Pain Scales     In addition to these measures, clinicians should use a validated pain rating system for the cognitively impaired.  Such rating systems focus on the following observational items:

  • Facial expression
  • Body posture
  • Vocalizations
  • Appetite
  • Interactivity 

Representative examples of pain rating scales for the cognitively impaired, along with background information concerning validation studies and clinical experience can be found at: http://www.healthcare.uiowa.edu/igec/tools/categoryMenu.asp?categoryID=7. 

  • Doloplus-2 scale  www.doloplus.com (1997)
  • Assessment of Discomfort in Dementia Protocol (1999)
  • Pain Assessment in Advanced Dementia (PAINAD) (2003)
  • Checklist of Nonverbal Pain Indicators (2000)
  • Pain Assessment for the Demented Elderly (2003)
  • Pain Assessment for Seniors with Limited Ability to Communicate (2004)
  • Abbey Pain Scale (2004)

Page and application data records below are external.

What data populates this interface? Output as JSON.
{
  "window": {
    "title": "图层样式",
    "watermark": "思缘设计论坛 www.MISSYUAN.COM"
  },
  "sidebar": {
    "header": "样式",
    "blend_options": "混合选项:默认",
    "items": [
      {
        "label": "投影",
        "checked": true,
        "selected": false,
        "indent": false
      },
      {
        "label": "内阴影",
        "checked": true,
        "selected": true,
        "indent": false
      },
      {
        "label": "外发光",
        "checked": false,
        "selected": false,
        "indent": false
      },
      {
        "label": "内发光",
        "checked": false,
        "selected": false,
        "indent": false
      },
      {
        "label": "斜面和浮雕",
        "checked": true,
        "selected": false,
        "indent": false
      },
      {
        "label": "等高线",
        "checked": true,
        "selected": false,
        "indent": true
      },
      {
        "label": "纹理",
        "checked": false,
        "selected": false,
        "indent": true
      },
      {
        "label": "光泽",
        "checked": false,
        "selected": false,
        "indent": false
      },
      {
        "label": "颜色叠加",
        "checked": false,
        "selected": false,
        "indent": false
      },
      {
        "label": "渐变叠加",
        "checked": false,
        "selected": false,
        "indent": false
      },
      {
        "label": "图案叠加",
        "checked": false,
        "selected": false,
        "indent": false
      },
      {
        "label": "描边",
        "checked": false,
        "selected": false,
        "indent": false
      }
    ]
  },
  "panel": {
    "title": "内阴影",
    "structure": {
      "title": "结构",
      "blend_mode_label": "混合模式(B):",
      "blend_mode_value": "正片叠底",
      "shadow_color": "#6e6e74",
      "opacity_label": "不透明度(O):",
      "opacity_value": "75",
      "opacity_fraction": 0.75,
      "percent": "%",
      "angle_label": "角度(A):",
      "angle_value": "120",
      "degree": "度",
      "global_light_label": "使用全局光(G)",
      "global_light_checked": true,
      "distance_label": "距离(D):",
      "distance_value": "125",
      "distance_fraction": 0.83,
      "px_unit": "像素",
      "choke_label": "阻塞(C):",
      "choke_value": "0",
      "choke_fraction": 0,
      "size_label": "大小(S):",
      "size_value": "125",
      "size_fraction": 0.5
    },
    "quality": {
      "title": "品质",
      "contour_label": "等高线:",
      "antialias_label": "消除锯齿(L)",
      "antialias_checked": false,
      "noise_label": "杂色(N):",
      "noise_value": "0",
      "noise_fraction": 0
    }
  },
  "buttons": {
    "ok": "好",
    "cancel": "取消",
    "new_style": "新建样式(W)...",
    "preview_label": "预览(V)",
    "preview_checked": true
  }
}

To date, there are no trials showing clear superiority of one of these scales. Thus, clinicians should choose one tool and use it consistently to ensure uniformity among health care providers and across shifts. 


  1. Closs SJ, Barr B, Briggs M, et al. A comparison of five pain assessment scales for nursing home residents with varying degrees of Cognitive impairment. J Pain and Symptom Manage. 2004; 27(3):196-205.
  2. Feldt K. The Checklist of Nonverbal Pain Indicators (CNPI). Pain Manage Nursing. 2000; 1(1):13-21.
  3. Frampton M. Experience assessment and management of pain in people with dementia. Age and Ageing. 2003; 32(3):248-251.

Version History:  This Fast Fact was originally edited by David E Weissman MD and published in November 2004. Version re-copy-edited in April 2009; revised again July 2015.